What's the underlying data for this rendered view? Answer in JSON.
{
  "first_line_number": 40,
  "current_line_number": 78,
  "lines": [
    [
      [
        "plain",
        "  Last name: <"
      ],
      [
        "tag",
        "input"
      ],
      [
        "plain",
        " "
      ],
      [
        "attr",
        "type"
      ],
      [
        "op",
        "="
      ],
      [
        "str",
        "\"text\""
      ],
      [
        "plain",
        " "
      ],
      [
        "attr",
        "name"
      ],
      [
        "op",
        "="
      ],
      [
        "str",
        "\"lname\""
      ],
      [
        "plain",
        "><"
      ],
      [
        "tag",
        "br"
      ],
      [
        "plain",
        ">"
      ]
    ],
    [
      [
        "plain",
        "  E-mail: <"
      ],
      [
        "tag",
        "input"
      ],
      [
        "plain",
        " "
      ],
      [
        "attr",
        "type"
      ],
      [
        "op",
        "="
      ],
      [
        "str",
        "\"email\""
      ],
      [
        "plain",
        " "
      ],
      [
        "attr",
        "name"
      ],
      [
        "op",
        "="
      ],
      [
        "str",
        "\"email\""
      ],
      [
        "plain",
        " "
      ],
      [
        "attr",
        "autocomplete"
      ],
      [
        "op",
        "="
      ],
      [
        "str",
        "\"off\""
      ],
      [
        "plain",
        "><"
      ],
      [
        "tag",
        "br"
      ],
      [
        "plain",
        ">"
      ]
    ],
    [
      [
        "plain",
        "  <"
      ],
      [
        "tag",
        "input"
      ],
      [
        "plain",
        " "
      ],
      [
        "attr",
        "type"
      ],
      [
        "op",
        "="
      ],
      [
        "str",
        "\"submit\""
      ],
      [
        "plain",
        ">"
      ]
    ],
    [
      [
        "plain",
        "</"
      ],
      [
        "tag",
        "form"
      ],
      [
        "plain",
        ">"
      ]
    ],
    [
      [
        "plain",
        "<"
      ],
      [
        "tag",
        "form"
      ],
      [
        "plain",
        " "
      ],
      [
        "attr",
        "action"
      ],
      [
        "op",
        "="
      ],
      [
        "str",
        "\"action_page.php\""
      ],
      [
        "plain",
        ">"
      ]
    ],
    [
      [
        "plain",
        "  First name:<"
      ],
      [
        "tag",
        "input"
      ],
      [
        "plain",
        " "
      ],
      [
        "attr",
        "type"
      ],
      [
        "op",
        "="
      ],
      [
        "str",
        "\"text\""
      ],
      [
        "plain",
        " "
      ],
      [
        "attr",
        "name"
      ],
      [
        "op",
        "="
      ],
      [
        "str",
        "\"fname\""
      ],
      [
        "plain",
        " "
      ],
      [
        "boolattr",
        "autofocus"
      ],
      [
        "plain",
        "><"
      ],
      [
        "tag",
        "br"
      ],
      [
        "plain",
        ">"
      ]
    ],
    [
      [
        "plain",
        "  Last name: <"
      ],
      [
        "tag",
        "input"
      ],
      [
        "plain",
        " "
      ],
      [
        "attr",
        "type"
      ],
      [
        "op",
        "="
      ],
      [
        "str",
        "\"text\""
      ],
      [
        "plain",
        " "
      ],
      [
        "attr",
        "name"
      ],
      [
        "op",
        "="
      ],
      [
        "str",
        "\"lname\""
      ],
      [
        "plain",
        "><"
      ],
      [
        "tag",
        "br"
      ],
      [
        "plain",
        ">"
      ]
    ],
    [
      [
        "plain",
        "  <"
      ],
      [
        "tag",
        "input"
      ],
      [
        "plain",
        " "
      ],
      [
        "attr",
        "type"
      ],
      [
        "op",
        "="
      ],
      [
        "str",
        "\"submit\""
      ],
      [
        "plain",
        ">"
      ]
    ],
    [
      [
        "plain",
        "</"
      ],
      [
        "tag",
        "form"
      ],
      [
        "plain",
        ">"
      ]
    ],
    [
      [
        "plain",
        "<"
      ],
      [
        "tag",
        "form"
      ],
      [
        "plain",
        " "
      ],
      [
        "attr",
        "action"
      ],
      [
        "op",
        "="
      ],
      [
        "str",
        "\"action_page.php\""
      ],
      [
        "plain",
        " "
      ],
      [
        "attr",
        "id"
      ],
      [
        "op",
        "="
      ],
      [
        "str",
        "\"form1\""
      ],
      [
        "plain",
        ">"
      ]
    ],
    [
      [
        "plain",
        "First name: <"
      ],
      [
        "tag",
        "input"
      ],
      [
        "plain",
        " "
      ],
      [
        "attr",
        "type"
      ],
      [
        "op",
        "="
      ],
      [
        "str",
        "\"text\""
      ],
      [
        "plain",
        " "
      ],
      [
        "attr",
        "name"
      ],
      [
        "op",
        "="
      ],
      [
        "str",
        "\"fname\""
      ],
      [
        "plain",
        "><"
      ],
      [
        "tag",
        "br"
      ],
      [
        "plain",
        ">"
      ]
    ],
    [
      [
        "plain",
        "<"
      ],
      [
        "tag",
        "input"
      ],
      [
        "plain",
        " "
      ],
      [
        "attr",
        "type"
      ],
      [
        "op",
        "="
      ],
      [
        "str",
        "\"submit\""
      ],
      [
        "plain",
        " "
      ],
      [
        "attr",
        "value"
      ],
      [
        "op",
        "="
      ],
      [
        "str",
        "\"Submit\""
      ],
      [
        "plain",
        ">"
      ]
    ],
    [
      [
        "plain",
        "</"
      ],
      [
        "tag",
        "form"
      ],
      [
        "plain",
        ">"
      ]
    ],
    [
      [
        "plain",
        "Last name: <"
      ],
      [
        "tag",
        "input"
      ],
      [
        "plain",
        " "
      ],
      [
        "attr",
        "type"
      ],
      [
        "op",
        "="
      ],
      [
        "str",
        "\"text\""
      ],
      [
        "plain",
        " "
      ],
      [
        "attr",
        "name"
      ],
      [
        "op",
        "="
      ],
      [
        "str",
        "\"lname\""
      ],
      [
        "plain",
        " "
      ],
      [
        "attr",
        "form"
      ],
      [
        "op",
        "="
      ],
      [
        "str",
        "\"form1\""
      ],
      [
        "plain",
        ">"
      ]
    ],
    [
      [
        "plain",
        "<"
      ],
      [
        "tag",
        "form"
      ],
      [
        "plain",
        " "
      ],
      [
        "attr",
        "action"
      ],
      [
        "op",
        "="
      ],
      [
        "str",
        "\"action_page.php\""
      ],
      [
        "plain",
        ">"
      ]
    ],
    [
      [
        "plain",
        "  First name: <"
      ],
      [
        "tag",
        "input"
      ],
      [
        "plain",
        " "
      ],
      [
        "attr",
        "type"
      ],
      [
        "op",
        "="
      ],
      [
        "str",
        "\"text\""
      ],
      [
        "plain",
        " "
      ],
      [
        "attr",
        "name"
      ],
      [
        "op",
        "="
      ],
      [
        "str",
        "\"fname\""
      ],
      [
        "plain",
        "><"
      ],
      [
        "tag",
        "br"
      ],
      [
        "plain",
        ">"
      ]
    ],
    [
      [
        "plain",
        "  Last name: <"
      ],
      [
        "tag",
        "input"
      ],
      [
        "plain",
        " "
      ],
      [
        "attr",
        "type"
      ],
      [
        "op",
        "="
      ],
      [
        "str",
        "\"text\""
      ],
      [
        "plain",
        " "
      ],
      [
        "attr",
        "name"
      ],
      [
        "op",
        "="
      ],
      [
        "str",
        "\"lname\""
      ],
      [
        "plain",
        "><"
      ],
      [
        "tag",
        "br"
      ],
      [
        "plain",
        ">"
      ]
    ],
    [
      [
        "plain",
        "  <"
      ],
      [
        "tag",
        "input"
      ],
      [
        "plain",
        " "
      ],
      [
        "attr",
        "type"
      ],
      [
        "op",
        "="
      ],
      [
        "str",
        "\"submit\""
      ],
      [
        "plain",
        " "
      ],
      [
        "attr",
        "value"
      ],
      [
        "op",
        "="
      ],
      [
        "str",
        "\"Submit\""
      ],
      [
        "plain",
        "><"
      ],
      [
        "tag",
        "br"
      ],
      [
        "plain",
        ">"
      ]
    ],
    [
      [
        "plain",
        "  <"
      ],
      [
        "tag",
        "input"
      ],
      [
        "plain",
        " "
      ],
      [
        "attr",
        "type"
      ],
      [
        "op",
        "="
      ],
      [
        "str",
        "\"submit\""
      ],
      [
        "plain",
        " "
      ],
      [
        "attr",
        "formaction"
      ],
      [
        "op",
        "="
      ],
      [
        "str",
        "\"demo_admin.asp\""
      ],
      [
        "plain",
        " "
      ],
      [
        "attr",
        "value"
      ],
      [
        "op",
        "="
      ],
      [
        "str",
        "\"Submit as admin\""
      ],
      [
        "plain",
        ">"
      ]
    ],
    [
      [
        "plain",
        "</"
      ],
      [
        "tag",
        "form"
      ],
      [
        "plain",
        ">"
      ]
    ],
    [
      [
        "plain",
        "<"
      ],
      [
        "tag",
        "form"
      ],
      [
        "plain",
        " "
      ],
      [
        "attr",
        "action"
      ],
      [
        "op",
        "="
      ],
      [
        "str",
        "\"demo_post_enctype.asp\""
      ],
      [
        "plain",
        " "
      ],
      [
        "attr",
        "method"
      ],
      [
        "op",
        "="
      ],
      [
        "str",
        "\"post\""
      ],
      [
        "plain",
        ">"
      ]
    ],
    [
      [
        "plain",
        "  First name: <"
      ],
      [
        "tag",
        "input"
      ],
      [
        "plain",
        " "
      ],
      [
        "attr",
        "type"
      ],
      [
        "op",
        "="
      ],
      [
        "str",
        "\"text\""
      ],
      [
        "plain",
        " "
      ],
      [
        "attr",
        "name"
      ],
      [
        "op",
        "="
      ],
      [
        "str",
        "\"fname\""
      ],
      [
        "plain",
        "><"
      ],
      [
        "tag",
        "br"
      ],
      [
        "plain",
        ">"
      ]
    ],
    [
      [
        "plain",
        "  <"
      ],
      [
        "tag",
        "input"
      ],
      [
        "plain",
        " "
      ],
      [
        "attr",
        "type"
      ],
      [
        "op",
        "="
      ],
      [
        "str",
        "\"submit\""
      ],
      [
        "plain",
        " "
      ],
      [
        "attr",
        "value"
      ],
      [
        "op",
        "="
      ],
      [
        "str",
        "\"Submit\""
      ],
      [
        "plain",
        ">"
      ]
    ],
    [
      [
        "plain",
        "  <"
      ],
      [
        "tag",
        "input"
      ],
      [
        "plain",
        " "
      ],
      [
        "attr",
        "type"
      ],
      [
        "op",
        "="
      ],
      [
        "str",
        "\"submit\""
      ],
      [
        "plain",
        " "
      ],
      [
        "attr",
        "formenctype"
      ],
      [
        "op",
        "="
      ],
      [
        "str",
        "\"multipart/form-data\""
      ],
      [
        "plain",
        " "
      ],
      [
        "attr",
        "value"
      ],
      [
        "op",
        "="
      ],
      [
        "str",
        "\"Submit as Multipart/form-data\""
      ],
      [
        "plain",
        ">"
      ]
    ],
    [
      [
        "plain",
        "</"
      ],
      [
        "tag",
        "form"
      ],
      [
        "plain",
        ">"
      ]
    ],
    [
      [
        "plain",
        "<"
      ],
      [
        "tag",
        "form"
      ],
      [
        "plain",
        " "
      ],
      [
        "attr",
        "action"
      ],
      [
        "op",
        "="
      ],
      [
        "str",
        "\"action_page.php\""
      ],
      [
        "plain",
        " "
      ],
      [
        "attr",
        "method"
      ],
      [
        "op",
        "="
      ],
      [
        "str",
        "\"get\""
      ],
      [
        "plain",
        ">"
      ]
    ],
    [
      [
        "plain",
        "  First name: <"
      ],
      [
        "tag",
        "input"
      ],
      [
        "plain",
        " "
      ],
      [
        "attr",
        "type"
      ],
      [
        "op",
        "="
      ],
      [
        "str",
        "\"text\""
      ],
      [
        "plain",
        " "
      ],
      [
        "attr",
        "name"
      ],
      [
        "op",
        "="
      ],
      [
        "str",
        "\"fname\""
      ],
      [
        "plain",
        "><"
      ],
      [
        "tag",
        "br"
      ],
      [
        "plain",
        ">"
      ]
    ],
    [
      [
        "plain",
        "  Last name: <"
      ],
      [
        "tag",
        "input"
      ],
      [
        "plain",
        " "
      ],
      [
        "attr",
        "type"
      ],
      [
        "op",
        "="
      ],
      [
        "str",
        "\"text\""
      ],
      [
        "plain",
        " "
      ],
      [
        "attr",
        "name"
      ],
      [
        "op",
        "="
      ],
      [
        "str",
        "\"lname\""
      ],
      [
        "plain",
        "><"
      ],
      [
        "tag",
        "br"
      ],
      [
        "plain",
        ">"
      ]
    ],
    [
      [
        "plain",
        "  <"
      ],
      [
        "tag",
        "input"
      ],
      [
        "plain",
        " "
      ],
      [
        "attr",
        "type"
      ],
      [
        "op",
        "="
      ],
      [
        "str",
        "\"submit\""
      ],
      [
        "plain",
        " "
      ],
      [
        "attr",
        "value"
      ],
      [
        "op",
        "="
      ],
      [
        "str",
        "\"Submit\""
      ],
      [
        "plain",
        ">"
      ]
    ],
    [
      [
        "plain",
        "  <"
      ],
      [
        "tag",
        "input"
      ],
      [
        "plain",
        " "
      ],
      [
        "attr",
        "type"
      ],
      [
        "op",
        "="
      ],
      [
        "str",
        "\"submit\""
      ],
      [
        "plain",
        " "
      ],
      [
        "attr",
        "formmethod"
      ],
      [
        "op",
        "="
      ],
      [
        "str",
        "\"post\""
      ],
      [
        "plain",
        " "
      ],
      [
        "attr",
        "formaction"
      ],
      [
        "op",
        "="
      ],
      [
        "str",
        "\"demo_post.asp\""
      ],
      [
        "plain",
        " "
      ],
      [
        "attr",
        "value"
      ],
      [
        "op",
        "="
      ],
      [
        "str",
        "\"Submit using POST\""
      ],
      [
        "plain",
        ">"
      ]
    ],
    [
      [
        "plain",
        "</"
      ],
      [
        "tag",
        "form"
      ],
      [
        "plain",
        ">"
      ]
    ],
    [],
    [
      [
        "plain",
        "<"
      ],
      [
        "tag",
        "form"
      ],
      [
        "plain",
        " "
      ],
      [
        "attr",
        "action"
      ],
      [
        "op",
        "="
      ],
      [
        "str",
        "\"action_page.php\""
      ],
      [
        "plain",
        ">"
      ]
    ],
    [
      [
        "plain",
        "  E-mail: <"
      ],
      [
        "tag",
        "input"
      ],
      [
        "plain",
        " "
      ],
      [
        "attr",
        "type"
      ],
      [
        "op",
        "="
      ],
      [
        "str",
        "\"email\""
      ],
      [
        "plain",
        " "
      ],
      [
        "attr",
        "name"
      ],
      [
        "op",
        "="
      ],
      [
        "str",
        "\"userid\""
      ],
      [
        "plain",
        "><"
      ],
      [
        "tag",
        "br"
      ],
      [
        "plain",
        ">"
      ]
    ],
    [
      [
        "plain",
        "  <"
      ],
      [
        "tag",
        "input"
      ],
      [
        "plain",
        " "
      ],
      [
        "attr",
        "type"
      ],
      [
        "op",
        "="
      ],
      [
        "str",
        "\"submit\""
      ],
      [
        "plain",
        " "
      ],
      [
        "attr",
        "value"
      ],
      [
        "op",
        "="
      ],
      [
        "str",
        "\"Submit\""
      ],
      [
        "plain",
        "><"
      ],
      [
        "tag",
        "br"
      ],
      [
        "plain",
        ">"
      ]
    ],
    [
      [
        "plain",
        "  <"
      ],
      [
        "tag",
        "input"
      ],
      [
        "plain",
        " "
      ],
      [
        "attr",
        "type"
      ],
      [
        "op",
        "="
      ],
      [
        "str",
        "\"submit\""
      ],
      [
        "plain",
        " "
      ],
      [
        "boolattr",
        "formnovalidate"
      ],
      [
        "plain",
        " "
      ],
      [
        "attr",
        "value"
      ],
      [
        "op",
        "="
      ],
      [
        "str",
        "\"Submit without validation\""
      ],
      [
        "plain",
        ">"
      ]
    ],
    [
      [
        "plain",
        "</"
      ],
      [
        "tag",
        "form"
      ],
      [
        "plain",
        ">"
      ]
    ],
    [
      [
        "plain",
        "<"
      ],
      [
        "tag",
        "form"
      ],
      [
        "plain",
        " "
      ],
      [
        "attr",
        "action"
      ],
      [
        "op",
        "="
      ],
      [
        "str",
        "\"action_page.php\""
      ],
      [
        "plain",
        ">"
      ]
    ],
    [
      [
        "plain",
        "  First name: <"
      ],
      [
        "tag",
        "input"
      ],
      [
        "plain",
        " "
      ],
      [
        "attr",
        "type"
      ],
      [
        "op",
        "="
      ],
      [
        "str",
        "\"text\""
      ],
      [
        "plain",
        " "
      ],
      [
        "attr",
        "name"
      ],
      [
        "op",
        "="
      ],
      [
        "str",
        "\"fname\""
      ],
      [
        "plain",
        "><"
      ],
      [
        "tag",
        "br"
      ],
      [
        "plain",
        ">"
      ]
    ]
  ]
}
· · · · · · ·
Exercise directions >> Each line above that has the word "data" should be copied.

Answer to the problem >>
What's the underlying data for this rendered view? Answer in JSON.
        "\"multipart/form-data\""
        "\"Submit as Multipart/form-data\""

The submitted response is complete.